Letter from the Editor:
Perception, with its capacity, limits, and behaviors, has been an important topic throughout art history. Those in science-based art take the exploration of the senses to a deeper level, revealing the biology and mechanisms behind what makes human life so rich. What does the smell of Parmesan cheese look like? What happens when sound waves encounter light waves? Is there more to whiskey than meets the eye? The answers to these questions, and more, are delightfully beautiful when answered by artists.

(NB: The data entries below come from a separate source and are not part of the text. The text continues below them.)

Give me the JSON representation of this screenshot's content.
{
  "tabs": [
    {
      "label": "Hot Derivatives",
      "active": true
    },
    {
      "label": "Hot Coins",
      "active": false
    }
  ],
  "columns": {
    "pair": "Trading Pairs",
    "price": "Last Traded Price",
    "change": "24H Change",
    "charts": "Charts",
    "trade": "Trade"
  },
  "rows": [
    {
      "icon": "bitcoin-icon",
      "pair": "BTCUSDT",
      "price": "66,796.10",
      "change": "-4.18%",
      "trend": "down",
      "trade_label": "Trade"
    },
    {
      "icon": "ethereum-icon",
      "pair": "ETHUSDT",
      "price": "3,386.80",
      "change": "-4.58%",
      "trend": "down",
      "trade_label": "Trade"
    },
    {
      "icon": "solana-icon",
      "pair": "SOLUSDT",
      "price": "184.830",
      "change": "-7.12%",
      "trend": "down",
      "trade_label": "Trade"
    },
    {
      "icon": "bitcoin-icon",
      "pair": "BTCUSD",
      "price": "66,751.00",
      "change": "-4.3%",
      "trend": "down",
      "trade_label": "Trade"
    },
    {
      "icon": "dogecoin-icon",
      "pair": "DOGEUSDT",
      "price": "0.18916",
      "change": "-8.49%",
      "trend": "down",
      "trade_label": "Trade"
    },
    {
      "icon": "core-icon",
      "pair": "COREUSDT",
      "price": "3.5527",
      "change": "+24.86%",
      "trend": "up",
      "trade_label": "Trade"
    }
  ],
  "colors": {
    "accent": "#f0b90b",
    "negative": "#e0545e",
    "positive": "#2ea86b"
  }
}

The organ of perception, the brain, is the topic of our lead article this issue. Exploring how contemporary artists have interpreted the most fundamental to the most cutting-edge in neuroscience, the brain is an increasingly hot topic in the art world, and the media art large. From film, to installation, to sculpture and painting, neuroscience-based art has much to look forward to in this scientific age of the brain.

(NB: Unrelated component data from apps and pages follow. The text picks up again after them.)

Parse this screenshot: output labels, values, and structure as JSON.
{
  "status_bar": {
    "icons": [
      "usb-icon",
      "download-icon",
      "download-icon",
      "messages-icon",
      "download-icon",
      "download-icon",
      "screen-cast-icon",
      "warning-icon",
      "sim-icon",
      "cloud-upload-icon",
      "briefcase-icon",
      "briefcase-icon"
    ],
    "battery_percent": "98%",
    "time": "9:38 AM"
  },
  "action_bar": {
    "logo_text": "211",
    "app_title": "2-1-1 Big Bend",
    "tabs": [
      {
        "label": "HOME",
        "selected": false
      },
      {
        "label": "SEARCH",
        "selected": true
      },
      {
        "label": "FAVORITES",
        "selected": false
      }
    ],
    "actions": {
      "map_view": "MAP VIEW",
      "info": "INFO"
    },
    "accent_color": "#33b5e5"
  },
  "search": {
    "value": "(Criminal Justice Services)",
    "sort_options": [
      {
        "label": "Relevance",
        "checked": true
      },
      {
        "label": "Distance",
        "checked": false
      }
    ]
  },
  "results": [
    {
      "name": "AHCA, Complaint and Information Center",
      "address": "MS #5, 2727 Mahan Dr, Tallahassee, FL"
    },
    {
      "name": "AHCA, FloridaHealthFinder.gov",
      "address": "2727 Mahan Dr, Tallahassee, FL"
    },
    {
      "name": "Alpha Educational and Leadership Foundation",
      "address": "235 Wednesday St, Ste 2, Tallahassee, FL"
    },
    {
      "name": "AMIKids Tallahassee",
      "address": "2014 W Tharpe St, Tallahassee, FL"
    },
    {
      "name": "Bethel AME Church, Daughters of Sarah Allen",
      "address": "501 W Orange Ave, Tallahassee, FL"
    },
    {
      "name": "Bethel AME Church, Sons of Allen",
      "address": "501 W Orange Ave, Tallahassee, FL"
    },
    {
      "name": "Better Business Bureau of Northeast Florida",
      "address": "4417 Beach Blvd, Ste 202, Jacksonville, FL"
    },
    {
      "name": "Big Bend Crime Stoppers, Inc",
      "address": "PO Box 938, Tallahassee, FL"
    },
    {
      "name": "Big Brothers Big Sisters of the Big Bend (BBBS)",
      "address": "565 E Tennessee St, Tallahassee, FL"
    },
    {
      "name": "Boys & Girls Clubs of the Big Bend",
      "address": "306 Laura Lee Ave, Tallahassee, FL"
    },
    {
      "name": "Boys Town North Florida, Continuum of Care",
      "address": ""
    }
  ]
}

Our featured artists this issue are Kate MacDowell, a sculptor of animals and ecologically inspired creatures, and Phil Hastings, a filmmaker inspired by biological patterns and genetic modification. And of course, where would artists like these be without the places that foster and showcase science-artwork? We have two Spaces & Places this issue, featuring the science-art scene in Boston, and Fermilab in Illinois.

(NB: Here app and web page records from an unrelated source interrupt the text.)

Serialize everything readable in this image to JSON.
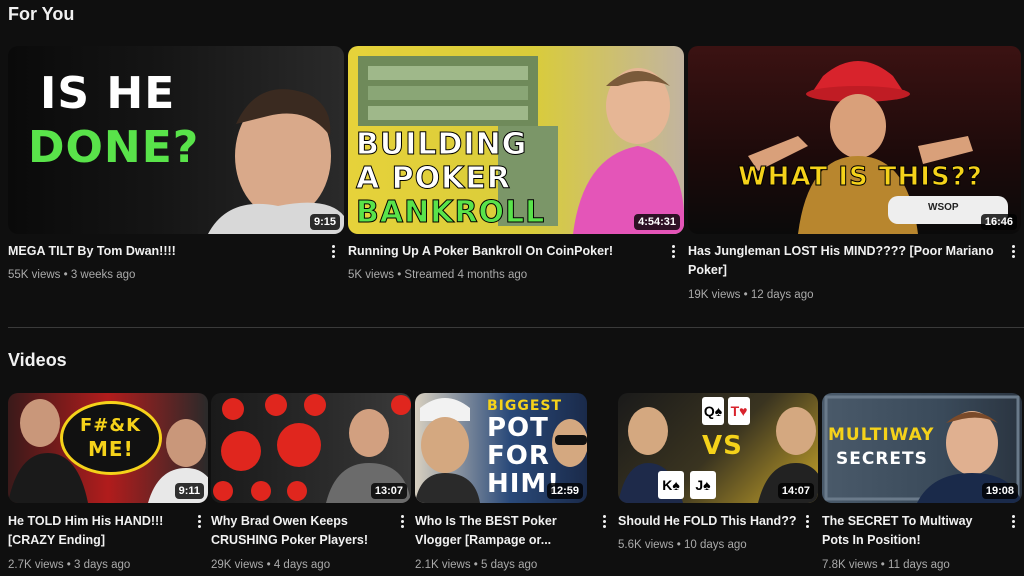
{
  "sections": {
    "for_you": {
      "title": "For You"
    },
    "videos": {
      "title": "Videos"
    }
  },
  "for_you_videos": [
    {
      "title": "MEGA TILT By Tom Dwan!!!!",
      "meta": "55K views • 3 weeks ago",
      "duration": "9:15",
      "thumb_text": [
        "IS HE",
        "DONE?"
      ]
    },
    {
      "title": "Running Up A Poker Bankroll On CoinPoker!",
      "meta": "5K views • Streamed 4 months ago",
      "duration": "4:54:31",
      "thumb_text": [
        "BUILDING",
        "A POKER",
        "BANKROLL"
      ]
    },
    {
      "title_line1": "Has Jungleman LOST His MIND???? [Poor Mariano",
      "title_line2": "Poker]",
      "meta": "19K views • 12 days ago",
      "duration": "16:46",
      "thumb_text": [
        "WHAT IS THIS??"
      ],
      "badge": "WSOP"
    }
  ],
  "videos": [
    {
      "title_line1": "He TOLD Him His HAND!!!",
      "title_line2": "[CRAZY Ending]",
      "meta": "2.7K views • 3 days ago",
      "duration": "9:11",
      "thumb_text": [
        "F#&K",
        "ME!"
      ]
    },
    {
      "title_line1": "Why Brad Owen Keeps",
      "title_line2": "CRUSHING Poker Players!",
      "meta": "29K views • 4 days ago",
      "duration": "13:07"
    },
    {
      "title_line1": "Who Is The BEST Poker",
      "title_line2": "Vlogger [Rampage or...",
      "meta": "2.1K views • 5 days ago",
      "duration": "12:59",
      "thumb_text": [
        "BIGGEST",
        "POT",
        "FOR",
        "HIM!"
      ]
    },
    {
      "title_line1": "Should He FOLD This Hand??",
      "meta": "5.6K views • 10 days ago",
      "duration": "14:07",
      "thumb_text": [
        "VS"
      ],
      "cards": [
        "Q♠",
        "T♥",
        "K♠",
        "J♠"
      ]
    },
    {
      "title_line1": "The SECRET To Multiway",
      "title_line2": "Pots In Position!",
      "meta": "7.8K views • 11 days ago",
      "duration": "19:08",
      "thumb_text": [
        "MULTIWAY",
        "SECRETS"
      ]
    }
  ]
}
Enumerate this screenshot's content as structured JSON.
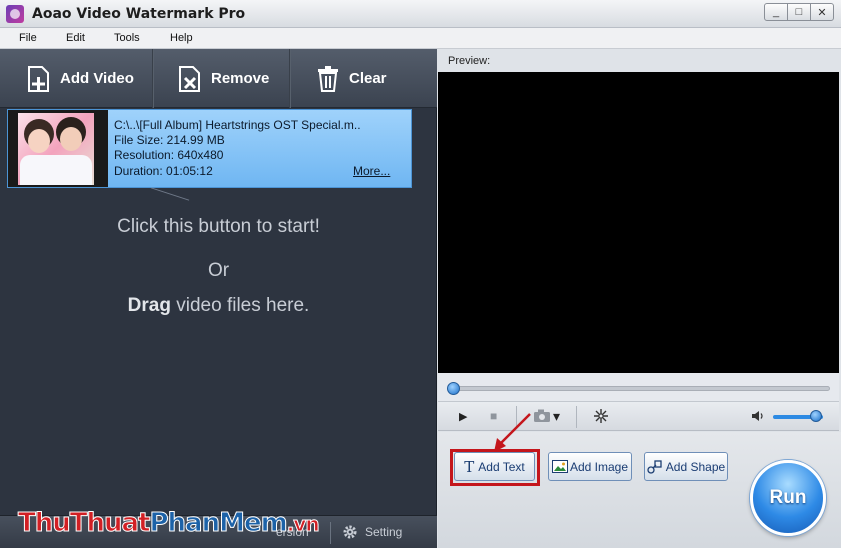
{
  "window": {
    "title": "Aoao Video Watermark Pro",
    "controls": [
      "_",
      "□",
      "✕"
    ]
  },
  "menu": [
    "File",
    "Edit",
    "Tools",
    "Help"
  ],
  "toolbar": {
    "add_video": "Add Video",
    "remove": "Remove",
    "clear": "Clear"
  },
  "video_item": {
    "path": "C:\\..\\[Full Album] Heartstrings OST Special.m..",
    "file_size": "File Size: 214.99 MB",
    "resolution": "Resolution: 640x480",
    "duration": "Duration: 01:05:12",
    "more": "More..."
  },
  "hint": {
    "start": "Click this button to start!",
    "or": "Or",
    "drag_bold": "Drag",
    "drag_rest": " video files here."
  },
  "left_bottom": {
    "version": "ersion",
    "setting": "Setting"
  },
  "watermark": {
    "part1": "ThuThuat",
    "part2": "PhanMem",
    "part3": ".vn"
  },
  "preview": {
    "label": "Preview:",
    "progress": 0
  },
  "player": {
    "play": "▶",
    "stop": "■",
    "snapshot_dropdown": "▾",
    "volume_level": 0.85
  },
  "actions": {
    "add_text": "Add Text",
    "add_image": "Add Image",
    "add_shape": "Add Shape",
    "run": "Run"
  },
  "colors": {
    "highlight": "#c4161c",
    "accent": "#2e8ae6",
    "left_panel_bg": "#2d3440"
  }
}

Click here, or the above cover image, to read. Enjoy!
Our October issue is live! Read here.